    38. Fatigue in Cholestasis • High prevalence in Primary Biliary Cirrhosis unrelated to disease severity or duration • Pathogenesis • ?decreased hypothalamic cortico-tropin-releasing hormone • ?CNS accumulation of manganese • Prognosis worse • No effective treatment

    39. Bone Disease in Cholestasis • Clinical manifestations: low bone density, fractures of axial and/or appendicular skeleton • Pathogenesis: hyperbilirubinemia impairs osteoblast proliferative activity • Therapy: bisphosphonates, calcium, vitamin D, weight bearing exercise, estrogens appear to be safe

    40. 1. Primary Biliary CirrhosisA chronic and progressive disease of unknown etiology affecting primarily middle-aged women

    41. Primary Biliary Cirrhosis • Affects all races • 9:1 ratio female > male, age 20 – 65 • Characterized by small intrahepatic bile duct destruction and cholestasis • In the presence of cirrhosis, male > likely than female to develop hepatocellular carcinoma

    42. PBCLaboratory Findings • Alk Phos 2x to 20x ULN in > 90% of patients • AST-ALT 1x to 5x ULN > 90% • Bilirubin – variable. When elevated, may indicate advanced cirrhosis or 2nd condition • Hypercholesterolemia in 80% of patients

    43. Hypercholesterolemia Unique in PBC • Hypercholesterolemia • No obvious increase in heart disease • Some lipid lowering agents cause rise • Cholestyramine or Urso may mobilize cholesterol deposits

    44. PBCLaboratory Findings • IgM 1x to 5x ULN > 90% • Anti mitochondrial antibody > 1:20 titer >90% • Anti nuclear and/or smooth muscle antibody > 1:80 may be seen in “overlap syndrome” • Liver biopsy helpful to grade and stage disease, determine if cirrhosis present
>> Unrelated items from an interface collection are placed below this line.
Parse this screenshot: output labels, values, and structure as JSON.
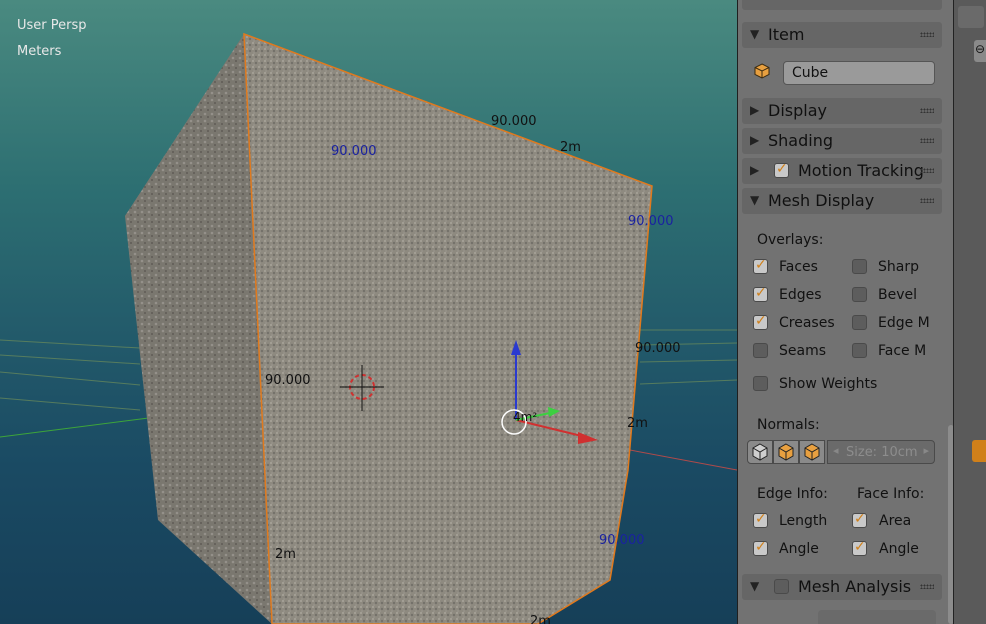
{
  "viewport": {
    "view_name": "User Persp",
    "units": "Meters",
    "edge_lengths": {
      "top_edge": "2m",
      "right_edge": "2m",
      "bottom_left_edge": "2m",
      "bottom_edge": "2m",
      "center": "4m²"
    },
    "angles_dark": [
      "90.000",
      "90.000",
      "90.000"
    ],
    "angles_blue": [
      "90.000",
      "90.000",
      "90.000"
    ]
  },
  "panel": {
    "item": {
      "header": "Item",
      "object_name": "Cube"
    },
    "display": {
      "header": "Display"
    },
    "shading": {
      "header": "Shading"
    },
    "motion_tracking": {
      "header": "Motion Tracking",
      "checked": true
    },
    "mesh_display": {
      "header": "Mesh Display",
      "overlays_label": "Overlays:",
      "overlays": [
        {
          "label": "Faces",
          "checked": true
        },
        {
          "label": "Sharp",
          "checked": false
        },
        {
          "label": "Edges",
          "checked": true
        },
        {
          "label": "Bevel",
          "checked": false
        },
        {
          "label": "Creases",
          "checked": true
        },
        {
          "label": "Edge M",
          "checked": false
        },
        {
          "label": "Seams",
          "checked": false
        },
        {
          "label": "Face M",
          "checked": false
        }
      ],
      "show_weights": {
        "label": "Show Weights",
        "checked": false
      },
      "normals_label": "Normals:",
      "normals_size": "Size: 10cm",
      "edge_info_label": "Edge Info:",
      "face_info_label": "Face Info:",
      "edge_info": [
        {
          "label": "Length",
          "checked": true
        },
        {
          "label": "Angle",
          "checked": true
        }
      ],
      "face_info": [
        {
          "label": "Area",
          "checked": true
        },
        {
          "label": "Angle",
          "checked": true
        }
      ]
    },
    "mesh_analysis": {
      "header": "Mesh Analysis",
      "checked": false
    }
  },
  "colors": {
    "selection": "#e07a1e",
    "checkbox_tick": "#d0801a",
    "accent_blue": "#1a22a0"
  }
}
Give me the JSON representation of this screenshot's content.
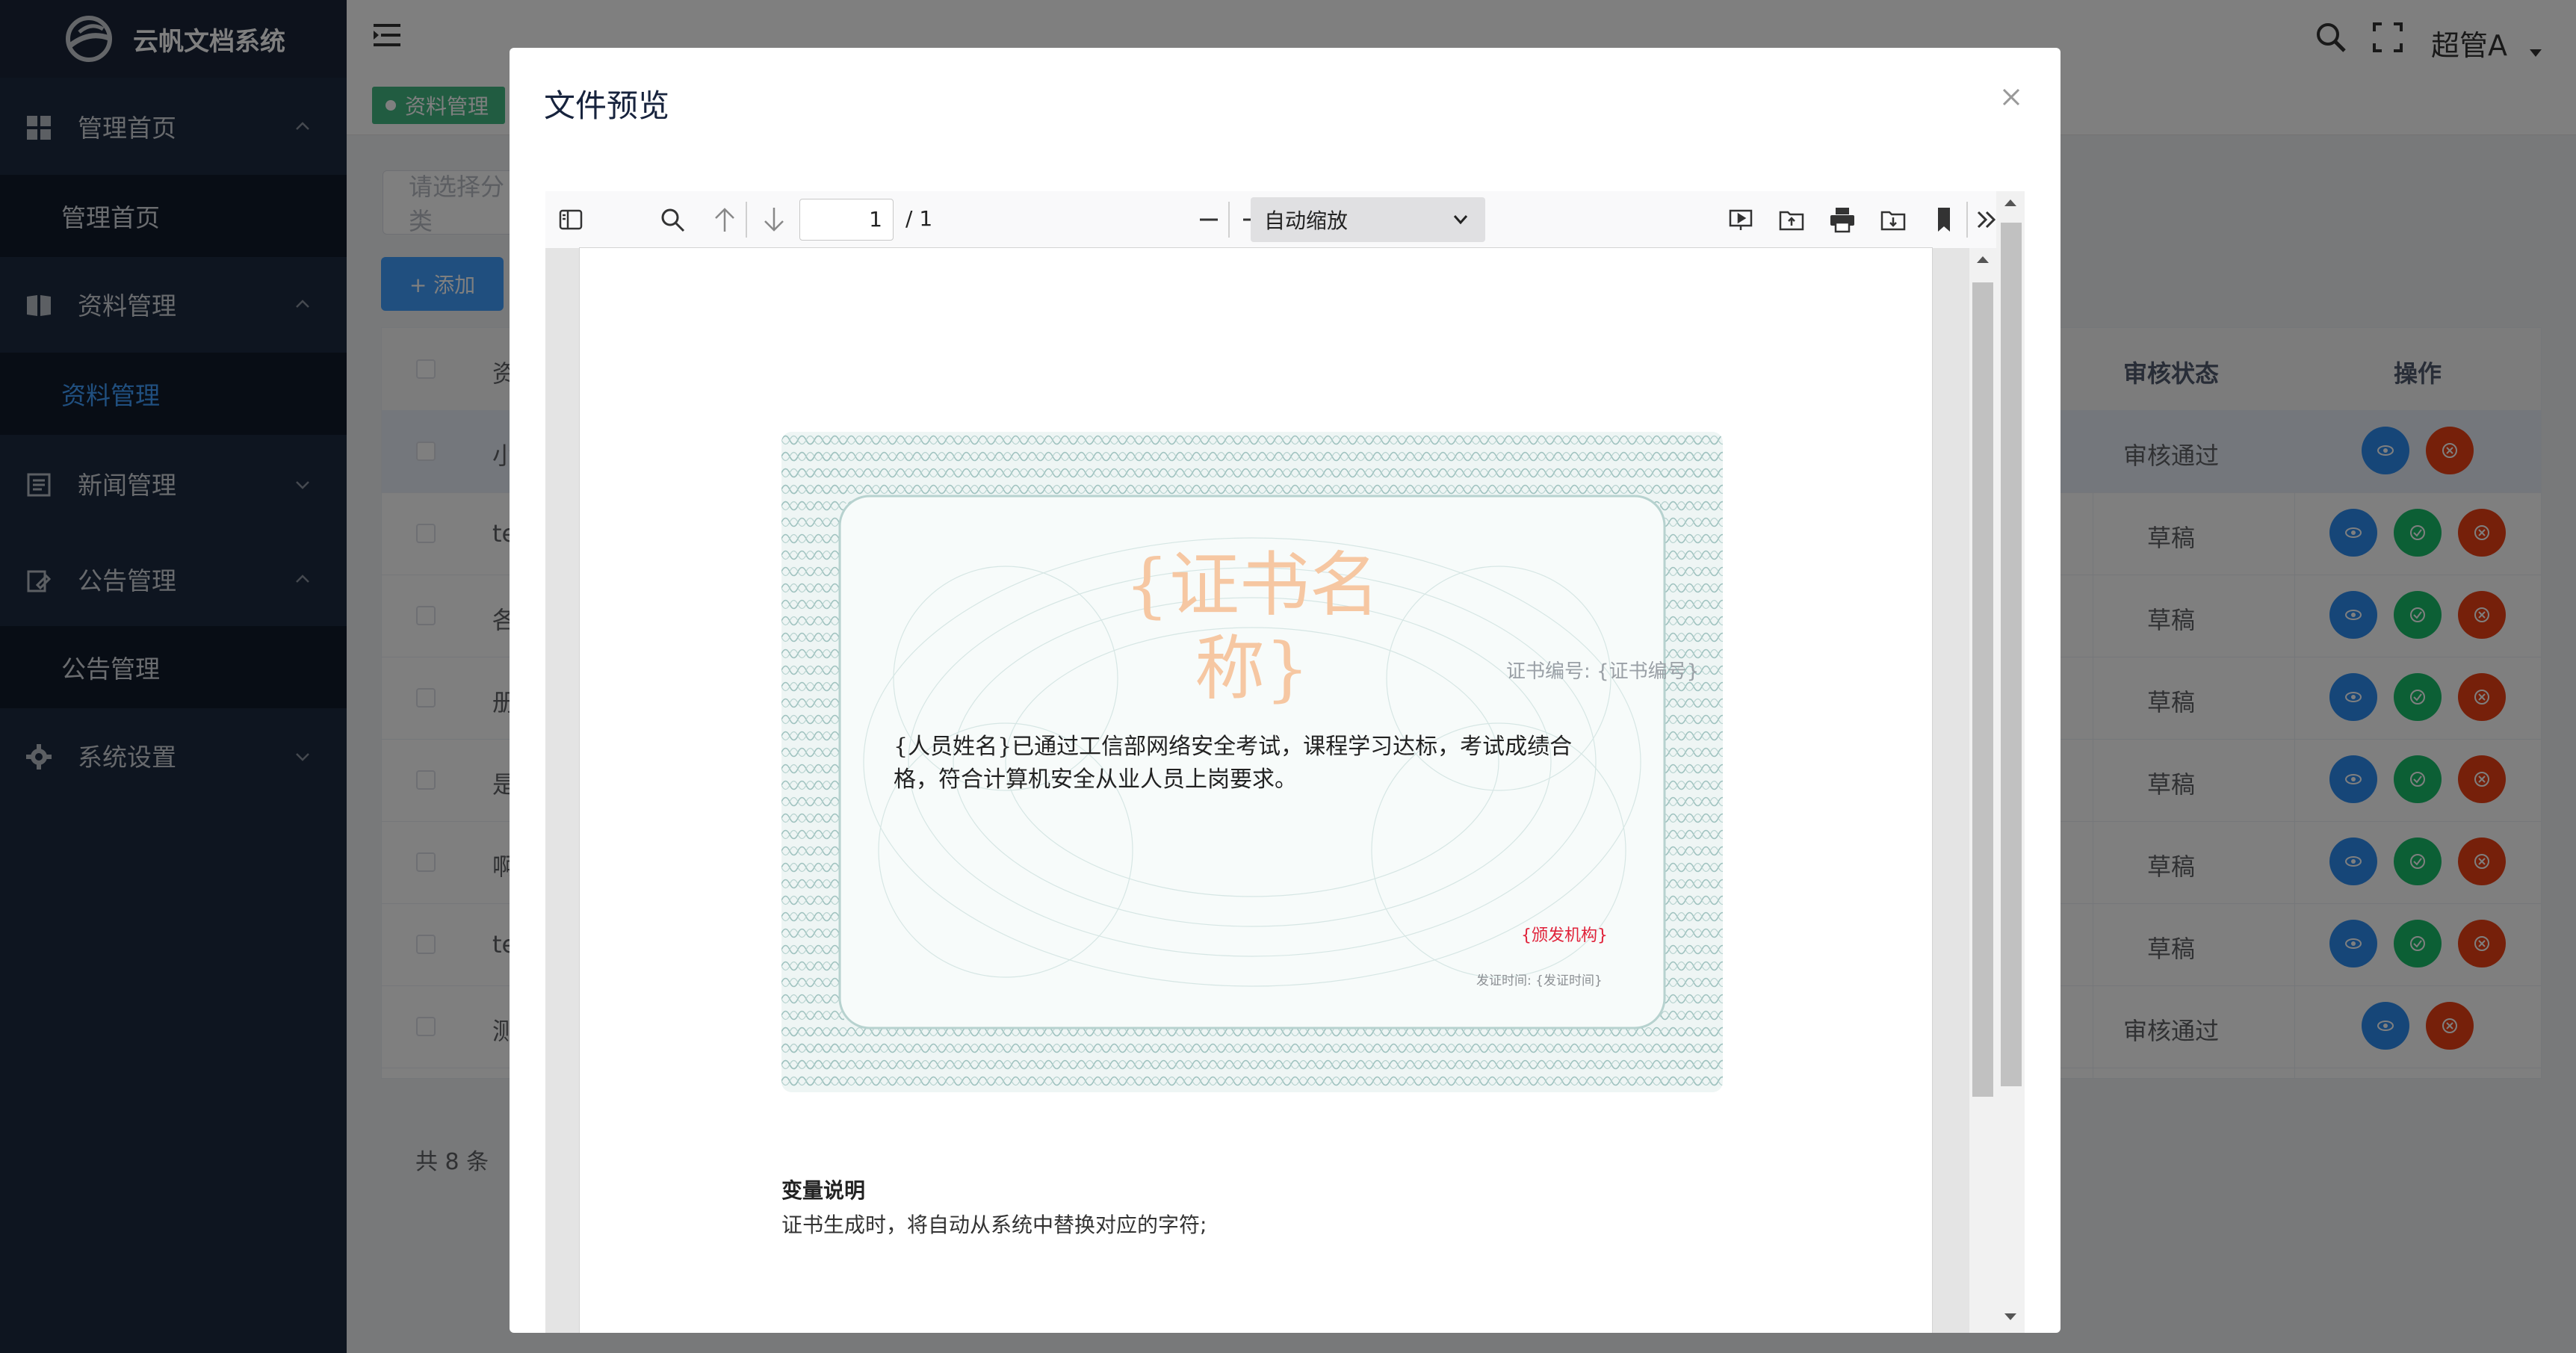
{
  "app": {
    "name": "云帆文档系统",
    "user": "超管A"
  },
  "sidebar": {
    "groups": [
      {
        "label": "管理首页",
        "icon": "dashboard-icon",
        "expanded": true,
        "children": [
          {
            "label": "管理首页",
            "active": false
          }
        ]
      },
      {
        "label": "资料管理",
        "icon": "book-icon",
        "expanded": true,
        "children": [
          {
            "label": "资料管理",
            "active": true
          }
        ]
      },
      {
        "label": "新闻管理",
        "icon": "news-icon",
        "expanded": false,
        "children": []
      },
      {
        "label": "公告管理",
        "icon": "notice-icon",
        "expanded": true,
        "children": [
          {
            "label": "公告管理",
            "active": false
          }
        ]
      },
      {
        "label": "系统设置",
        "icon": "gear-icon",
        "expanded": false,
        "children": []
      }
    ]
  },
  "breadcrumb": {
    "tag": "资料管理"
  },
  "toolbar": {
    "filter_placeholder": "请选择分类",
    "add_label": "+ 添加"
  },
  "table": {
    "headers": {
      "first": "资",
      "status": "审核状态",
      "operation": "操作"
    },
    "rows": [
      {
        "first": "小",
        "status": "审核通过",
        "actions": [
          "view",
          "delete"
        ],
        "selected": true
      },
      {
        "first": "te",
        "status": "草稿",
        "actions": [
          "view",
          "approve",
          "delete"
        ],
        "selected": false
      },
      {
        "first": "各",
        "status": "草稿",
        "actions": [
          "view",
          "approve",
          "delete"
        ],
        "selected": false
      },
      {
        "first": "册",
        "status": "草稿",
        "actions": [
          "view",
          "approve",
          "delete"
        ],
        "selected": false
      },
      {
        "first": "是",
        "status": "草稿",
        "actions": [
          "view",
          "approve",
          "delete"
        ],
        "selected": false
      },
      {
        "first": "啊",
        "status": "草稿",
        "actions": [
          "view",
          "approve",
          "delete"
        ],
        "selected": false
      },
      {
        "first": "te",
        "status": "草稿",
        "actions": [
          "view",
          "approve",
          "delete"
        ],
        "selected": false
      },
      {
        "first": "测",
        "status": "审核通过",
        "actions": [
          "view",
          "delete"
        ],
        "selected": false
      }
    ],
    "total": "共 8 条"
  },
  "modal": {
    "title": "文件预览",
    "viewer": {
      "page_current": "1",
      "page_total": "/ 1",
      "zoom": "自动缩放"
    },
    "certificate": {
      "title_line1": "{证书名",
      "title_line2": "称}",
      "cert_no": "证书编号: {证书编号}",
      "body": "{人员姓名}已通过工信部网络安全考试，课程学习达标，考试成绩合格，符合计算机安全从业人员上岗要求。",
      "org": "{颁发机构}",
      "date": "发证时间: {发证时间}"
    },
    "variables": {
      "title": "变量说明",
      "desc": "证书生成时，将自动从系统中替换对应的字符;"
    }
  },
  "colors": {
    "sidebar_bg": "#1d2a40",
    "accent": "#409eff",
    "tag_green": "#42b983",
    "view_btn": "#2d8cf0",
    "approve_btn": "#19be6b",
    "delete_btn": "#ed4014",
    "cert_title": "#f6c7a2",
    "cert_org": "#e0223a"
  }
}
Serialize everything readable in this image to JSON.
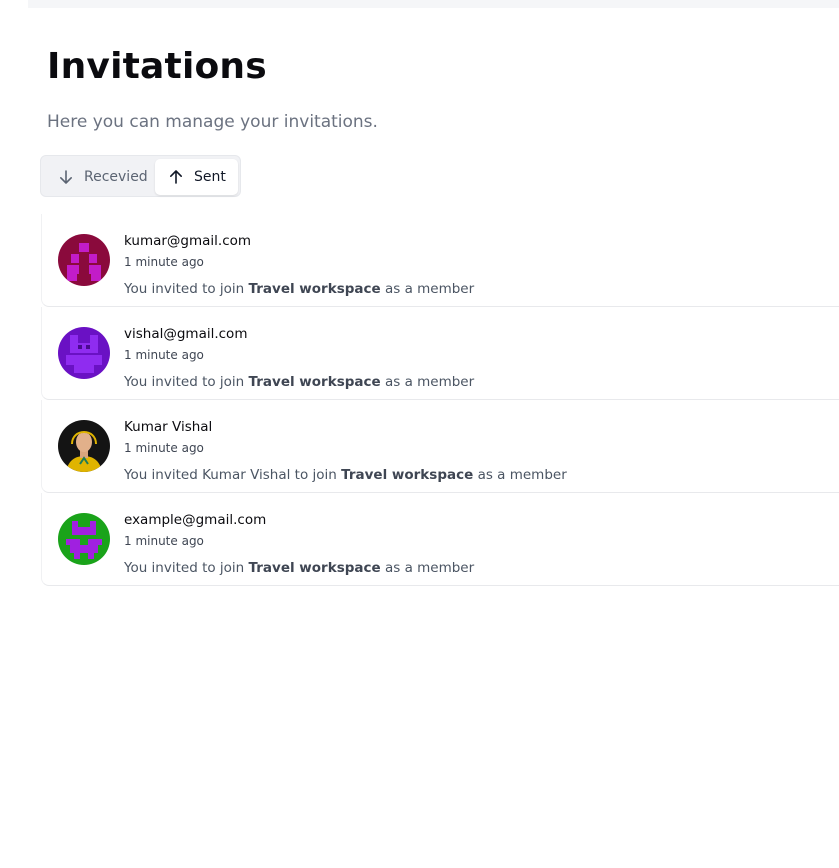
{
  "header": {
    "title": "Invitations",
    "subtitle": "Here you can manage your invitations."
  },
  "tabs": [
    {
      "label": "Recevied",
      "icon": "arrow-down-icon",
      "active": false
    },
    {
      "label": "Sent",
      "icon": "arrow-up-icon",
      "active": true
    }
  ],
  "colors": {
    "avatar_1": "#8a0a3c",
    "avatar_1_pattern": "#c21cc8",
    "avatar_2": "#6a11c4",
    "avatar_2_pattern": "#8f2cf0",
    "avatar_3": "#1a1a1a",
    "avatar_3_accent": "#e0b400",
    "avatar_4": "#1aa31a",
    "avatar_4_pattern": "#a020e0"
  },
  "invitations": [
    {
      "who": "kumar@gmail.com",
      "time": "1 minute ago",
      "prefix": "You invited to join",
      "workspace": "Travel workspace",
      "suffix": "as a member",
      "avatar": "identicon-avatar"
    },
    {
      "who": "vishal@gmail.com",
      "time": "1 minute ago",
      "prefix": "You invited to join",
      "workspace": "Travel workspace",
      "suffix": "as a member",
      "avatar": "identicon-avatar"
    },
    {
      "who": "Kumar Vishal",
      "time": "1 minute ago",
      "prefix": "You invited Kumar Vishal to join",
      "workspace": "Travel workspace",
      "suffix": "as a member",
      "avatar": "user-photo-avatar"
    },
    {
      "who": "example@gmail.com",
      "time": "1 minute ago",
      "prefix": "You invited to join",
      "workspace": "Travel workspace",
      "suffix": "as a member",
      "avatar": "identicon-avatar"
    }
  ]
}
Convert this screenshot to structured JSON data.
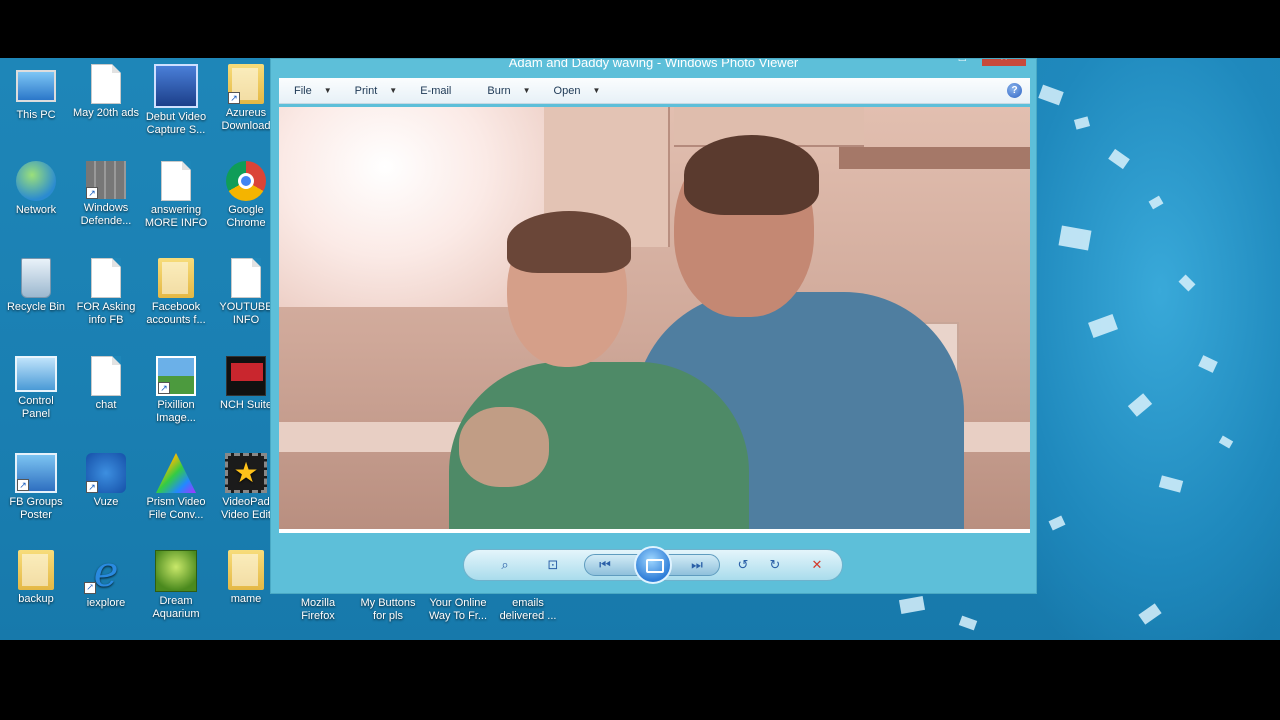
{
  "desktop": {
    "icons": [
      {
        "label": "This PC",
        "icon": "computer-icon"
      },
      {
        "label": "May 20th ads",
        "icon": "document-icon"
      },
      {
        "label": "Debut Video\nCapture S...",
        "icon": "video-capture-icon"
      },
      {
        "label": "Azureus\nDownload",
        "icon": "folder-icon"
      },
      {
        "label": "Network",
        "icon": "network-icon"
      },
      {
        "label": "Windows\nDefende...",
        "icon": "defender-icon"
      },
      {
        "label": "answering\nMORE INFO",
        "icon": "document-icon"
      },
      {
        "label": "Google\nChrome",
        "icon": "chrome-icon"
      },
      {
        "label": "Recycle Bin",
        "icon": "recycle-bin-icon"
      },
      {
        "label": "FOR Asking\ninfo FB",
        "icon": "document-icon"
      },
      {
        "label": "Facebook\naccounts f...",
        "icon": "folder-icon"
      },
      {
        "label": "YOUTUBE\nINFO",
        "icon": "document-icon"
      },
      {
        "label": "Control\nPanel",
        "icon": "control-panel-icon"
      },
      {
        "label": "chat",
        "icon": "document-icon"
      },
      {
        "label": "Pixillion\nImage...",
        "icon": "pixillion-icon"
      },
      {
        "label": "NCH Suite",
        "icon": "nch-icon"
      },
      {
        "label": "FB Groups\nPoster",
        "icon": "fb-poster-icon"
      },
      {
        "label": "Vuze",
        "icon": "vuze-icon"
      },
      {
        "label": "Prism Video\nFile Conv...",
        "icon": "prism-icon"
      },
      {
        "label": "VideoPad\nVideo Edit",
        "icon": "videopad-icon"
      },
      {
        "label": "backup",
        "icon": "folder-icon"
      },
      {
        "label": "iexplore",
        "icon": "ie-icon"
      },
      {
        "label": "Dream\nAquarium",
        "icon": "aquarium-icon"
      },
      {
        "label": "mame",
        "icon": "folder-icon"
      },
      {
        "label": "Mozilla\nFirefox",
        "icon": "firefox-icon"
      },
      {
        "label": "My Buttons\nfor pls",
        "icon": "document-icon"
      },
      {
        "label": "Your Online\nWay To Fr...",
        "icon": "document-icon"
      },
      {
        "label": "emails\ndelivered ...",
        "icon": "document-icon"
      }
    ]
  },
  "window": {
    "title": "Adam and Daddy waving - Windows Photo Viewer",
    "menu": {
      "file": "File",
      "print": "Print",
      "email": "E-mail",
      "burn": "Burn",
      "open": "Open"
    },
    "help_glyph": "?"
  },
  "controls": {
    "zoom": "⌕",
    "fit": "⊡",
    "prev": "⏮",
    "next": "⏭",
    "rotate_ccw": "↺",
    "rotate_cw": "↻",
    "delete": "✕"
  }
}
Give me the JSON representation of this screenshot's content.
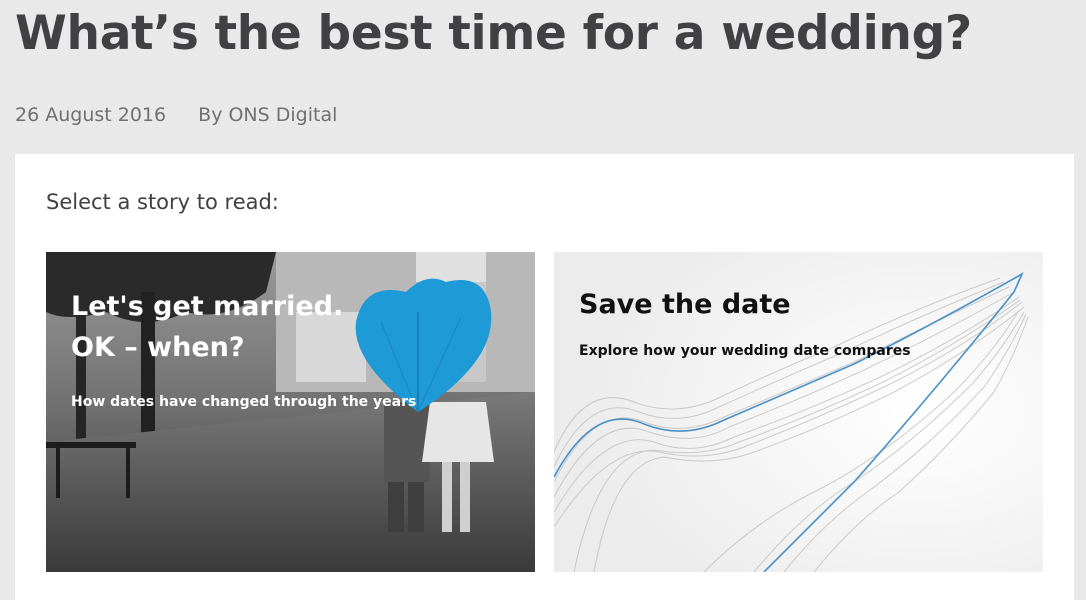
{
  "article": {
    "title": "What’s the best time for a wedding?",
    "date": "26 August 2016",
    "author": "By ONS Digital"
  },
  "selector": {
    "prompt": "Select a story to read:"
  },
  "stories": [
    {
      "title": "Let's get married. OK – when?",
      "subtitle": "How dates have changed through the years"
    },
    {
      "title": "Save the date",
      "subtitle": "Explore how your wedding date compares"
    }
  ],
  "colors": {
    "page_bg": "#e9e9e9",
    "panel_bg": "#ffffff",
    "accent_blue": "#1e9ad6",
    "title_text": "#414042"
  }
}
    45. PBC Treatment • Slowly progressive, even if asymptomatic • Ursodeoxycholic acid only effective therapy. May improve natural history • Transplant curative • Manage disease specific complications

    46. Effects of Ursodeoxycholate • Urso is a hydrophilic bile acid having multiple anti-inflammatory and immunomodulatory actions • Urso administration in the setting of pro-apoptotic stimuli (bile salts, ethanol, TGF-beta, FAS ligand) inhibits in vitro apoptosis (programmed cell death) • Reduces mitochondrial membrane permeability

    47. Monitor for and Treat PBC Associated Disorders • Keratoconjunctivitis Sicca • Scleroderma, CREST syndrome • Gallstones • Arthropathies: • Rheumatoid, psoriatic arthritis, Raynaud’s phenomenon, Hypertrophic osteodystrophy, Avascular necrosis, Chondrocalcinosis • Thyroid disease, renal tubular acidosis

    48. PBC Associated Disorders • Malabsorption • Celiac Sprue • 6% of PBC patients have Celiac Sprue • 3% of Sprue patients have PBC • Bile salt deficiency • Pancreatic insufficiency